The penalties you can receive for domestic violence charges in Texas depend on a few factors, including the type of violence and whether it was the first offense. In general, domestic violence can result in the following possible penalties:
- Jail or prison time
- Misdemeanor or felony charges
- Changes to your permanent, criminal record
- Restrictions to your lifestyle that result from a conviction on your record
Penalties for Different Types of Domestic Violence
Domestic violence occurs when one person commits an act that results in physical harm toward a family member, partner, or another household member.
When that physical harm qualifies as assault or sexual assault, you may receive charges and face the resulting penalties for the offense.
Penalties for Assault Charges
If you caused or threatened bodily harm to a partner, family member, or household member, you may be charged with assault, according to the Texas Penal Code §5.22.01. Assault charges can also result if you committed an offense that you knew would be considered offensive or unwelcome by the other party.

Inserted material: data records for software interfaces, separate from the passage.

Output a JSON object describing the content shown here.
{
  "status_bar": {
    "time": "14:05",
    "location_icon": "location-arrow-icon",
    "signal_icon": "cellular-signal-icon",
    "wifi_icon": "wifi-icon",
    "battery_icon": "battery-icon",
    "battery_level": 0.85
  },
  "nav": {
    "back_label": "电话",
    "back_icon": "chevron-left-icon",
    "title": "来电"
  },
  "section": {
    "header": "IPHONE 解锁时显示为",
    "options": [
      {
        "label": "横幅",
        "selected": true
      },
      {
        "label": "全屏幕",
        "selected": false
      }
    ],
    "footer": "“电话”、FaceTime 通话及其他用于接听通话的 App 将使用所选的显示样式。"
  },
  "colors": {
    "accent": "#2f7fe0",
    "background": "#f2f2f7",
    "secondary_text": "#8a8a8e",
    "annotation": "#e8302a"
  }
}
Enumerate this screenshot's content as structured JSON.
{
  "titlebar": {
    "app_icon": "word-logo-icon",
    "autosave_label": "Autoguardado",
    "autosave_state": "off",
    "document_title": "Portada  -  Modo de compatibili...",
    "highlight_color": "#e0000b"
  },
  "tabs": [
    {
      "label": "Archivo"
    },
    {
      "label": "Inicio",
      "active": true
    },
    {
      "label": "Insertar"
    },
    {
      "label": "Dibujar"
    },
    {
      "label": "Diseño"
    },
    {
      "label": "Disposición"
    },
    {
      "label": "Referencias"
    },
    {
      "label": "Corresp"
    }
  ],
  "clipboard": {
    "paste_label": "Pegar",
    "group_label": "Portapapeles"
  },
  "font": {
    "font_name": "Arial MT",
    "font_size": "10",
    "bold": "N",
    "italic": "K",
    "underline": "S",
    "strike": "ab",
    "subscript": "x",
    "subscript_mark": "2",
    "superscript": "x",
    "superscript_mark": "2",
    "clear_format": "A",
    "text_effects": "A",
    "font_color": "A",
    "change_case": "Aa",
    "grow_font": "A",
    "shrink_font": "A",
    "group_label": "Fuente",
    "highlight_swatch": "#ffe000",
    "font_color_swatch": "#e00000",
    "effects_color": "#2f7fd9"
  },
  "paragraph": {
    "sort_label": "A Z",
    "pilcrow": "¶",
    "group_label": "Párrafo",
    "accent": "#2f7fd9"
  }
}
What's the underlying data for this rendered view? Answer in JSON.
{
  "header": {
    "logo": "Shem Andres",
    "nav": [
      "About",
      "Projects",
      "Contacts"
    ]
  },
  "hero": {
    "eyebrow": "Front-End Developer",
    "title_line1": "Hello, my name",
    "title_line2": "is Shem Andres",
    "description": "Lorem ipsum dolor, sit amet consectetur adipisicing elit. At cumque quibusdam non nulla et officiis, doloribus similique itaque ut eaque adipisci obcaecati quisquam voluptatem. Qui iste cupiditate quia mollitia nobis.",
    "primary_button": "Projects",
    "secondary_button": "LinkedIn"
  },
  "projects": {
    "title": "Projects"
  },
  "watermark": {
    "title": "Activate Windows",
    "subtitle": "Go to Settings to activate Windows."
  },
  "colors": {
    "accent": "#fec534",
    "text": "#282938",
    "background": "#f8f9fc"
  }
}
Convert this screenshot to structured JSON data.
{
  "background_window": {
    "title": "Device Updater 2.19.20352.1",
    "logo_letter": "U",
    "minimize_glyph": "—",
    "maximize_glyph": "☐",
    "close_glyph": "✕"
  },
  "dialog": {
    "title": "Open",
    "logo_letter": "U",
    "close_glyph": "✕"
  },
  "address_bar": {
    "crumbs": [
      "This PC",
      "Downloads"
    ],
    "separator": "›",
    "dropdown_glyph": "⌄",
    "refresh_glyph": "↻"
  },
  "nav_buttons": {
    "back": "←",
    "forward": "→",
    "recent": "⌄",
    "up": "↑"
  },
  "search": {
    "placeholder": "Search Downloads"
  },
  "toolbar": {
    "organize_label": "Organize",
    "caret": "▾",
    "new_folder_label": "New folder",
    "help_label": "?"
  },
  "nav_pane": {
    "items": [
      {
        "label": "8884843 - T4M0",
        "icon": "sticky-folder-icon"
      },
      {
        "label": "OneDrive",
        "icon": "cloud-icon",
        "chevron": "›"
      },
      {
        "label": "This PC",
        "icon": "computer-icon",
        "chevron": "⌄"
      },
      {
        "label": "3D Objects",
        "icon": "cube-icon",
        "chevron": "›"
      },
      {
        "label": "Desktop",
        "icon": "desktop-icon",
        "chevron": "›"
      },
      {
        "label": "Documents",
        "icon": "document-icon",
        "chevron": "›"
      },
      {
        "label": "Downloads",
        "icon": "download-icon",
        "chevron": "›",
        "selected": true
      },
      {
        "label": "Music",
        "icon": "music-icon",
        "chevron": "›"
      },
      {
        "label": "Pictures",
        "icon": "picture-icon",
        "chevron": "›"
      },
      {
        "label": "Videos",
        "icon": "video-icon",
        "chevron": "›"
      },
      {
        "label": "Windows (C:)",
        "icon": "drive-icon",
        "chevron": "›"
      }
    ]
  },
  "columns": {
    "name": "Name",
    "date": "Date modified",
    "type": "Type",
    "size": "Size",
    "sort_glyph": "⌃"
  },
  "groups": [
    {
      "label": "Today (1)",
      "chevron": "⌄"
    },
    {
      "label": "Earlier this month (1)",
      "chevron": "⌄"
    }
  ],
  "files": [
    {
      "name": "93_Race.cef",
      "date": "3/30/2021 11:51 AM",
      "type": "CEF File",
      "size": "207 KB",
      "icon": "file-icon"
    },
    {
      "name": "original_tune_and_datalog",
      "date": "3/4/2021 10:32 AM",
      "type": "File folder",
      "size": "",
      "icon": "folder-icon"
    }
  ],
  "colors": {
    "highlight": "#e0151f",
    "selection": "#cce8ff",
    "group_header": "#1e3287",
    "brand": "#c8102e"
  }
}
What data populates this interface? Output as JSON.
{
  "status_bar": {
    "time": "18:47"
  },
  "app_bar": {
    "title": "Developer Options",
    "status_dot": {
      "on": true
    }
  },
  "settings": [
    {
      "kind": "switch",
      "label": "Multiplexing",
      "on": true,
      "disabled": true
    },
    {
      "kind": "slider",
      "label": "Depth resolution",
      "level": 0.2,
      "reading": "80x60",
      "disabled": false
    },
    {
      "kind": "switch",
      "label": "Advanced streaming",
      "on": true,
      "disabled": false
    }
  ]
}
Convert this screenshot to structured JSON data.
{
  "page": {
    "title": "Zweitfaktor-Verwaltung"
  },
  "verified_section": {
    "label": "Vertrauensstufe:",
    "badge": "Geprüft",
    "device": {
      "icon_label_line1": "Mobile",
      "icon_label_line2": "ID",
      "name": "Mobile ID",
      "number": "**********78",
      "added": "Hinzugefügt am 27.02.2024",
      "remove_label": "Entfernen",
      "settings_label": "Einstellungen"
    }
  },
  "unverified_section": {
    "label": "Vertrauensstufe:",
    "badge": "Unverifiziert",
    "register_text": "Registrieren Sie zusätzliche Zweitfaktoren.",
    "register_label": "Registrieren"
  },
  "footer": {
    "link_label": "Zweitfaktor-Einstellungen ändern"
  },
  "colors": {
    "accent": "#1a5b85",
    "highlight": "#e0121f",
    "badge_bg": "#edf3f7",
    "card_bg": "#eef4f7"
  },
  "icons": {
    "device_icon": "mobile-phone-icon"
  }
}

In the state of Texas, assault usually carries a Class A misdemeanor charge. Class A misdemeanors may result in the following penalties, according to Texas Penal Code §5.12.21:
- A fine of not more than $4,000
- Jail time of not more than 1 year
- Both a fine and jail time
Penalties for Sexual Assault Charges
Sexual assault of someone in your household is also considered domestic violence in Texas and carries much stricter charges.
A person charged with sexual assault in Texas typically receives a second-degree felony. This charge may result in the following penalties, according to Texas Penal Code 5.12.33:
- Prison time of no less than 2 years and no more than 20 years
- A fine of no more than $10,000
Who Can Be Charged with Domestic Violence?
You may be charged with domestic violence in Texas if you committed an act that could be considered harmful or threatening toward members of your household or former household. This includes children, intimate partners, other family members, and other dependents, according to the Office of the Attorney General.
You do not have to be married to your partner to be charged with domestic assault, and “family member” can refer to:
- Relatives who are blood relations or related by marriage
- Your child’s other parent
- Foster children
- Foster parents
Other Consequences of Domestic Violence Charges
In addition to receiving a criminal record, possible jail or prison time, and fines, you may experience other long-term consequences, depending on your individual charges.
Penalties That Affect Everyday Life
Some possible long-term penalties for those charged with domestic violence in Texas include:
- Losing the right to legally hunt
- Losing the right to legally fish
- Losing the right to bear arms (owning or possessing firearms)
Penalties That Affect Your Career and Family
Having a felony charge could mean you lose your job and can affect your ability to obtain future employment. This could mean a change in career and other employment barriers.
If you are going through a divorce, having domestic violence charges could also mean you see effects to custody arrangements, such as losing the right to see your child unsupervised.
Your Legal Options if You Have Been Charged with Domestic Violence
What will happen after you are charged with domestic violence will depend on your individual circumstances.
Affidavit of Non-Prosecution
If your spouse, partner, or other family member does not want charges brought against you, they may be able to file an affidavit of non-prosecution.
This form persuades the prosecutor to stop the charges. However, a prosecutor can choose to ignore this affidavit, regardless of the person’s wishes.
The prosecutor may consider such factors as whether this was your first offense, if you have a previous criminal record associated with violence, and other related factors.
Getting Help from a Texas Domestic Violence Lawyer
Because there is no guarantee that charges brought against you will be dropped, it may be in your best interest to seek help from a lawyer.
A Texas domestic violence lawyer can explain your charges, your possible penalties, and your legal rights and provide you with information on your legal options.
If you work with a lawyer, they can gather evidence to help you work toward the best possible outcome by building a strong defense.
Find Help for Domestic Violence Charges in Texas with an Attorney
A domestic violence charge does not have to define the rest of your life, even if it results in penalties. Consider working with a domestic violence lawyer in Texas to learn what steps you can take after being charged.
Call the Law Offices of Randall B. Isenberg today at (214) 696-9253 for your free consultation and to get started on your case.
Call or text (214) 696-9253 or complete a Free Case Evaluation form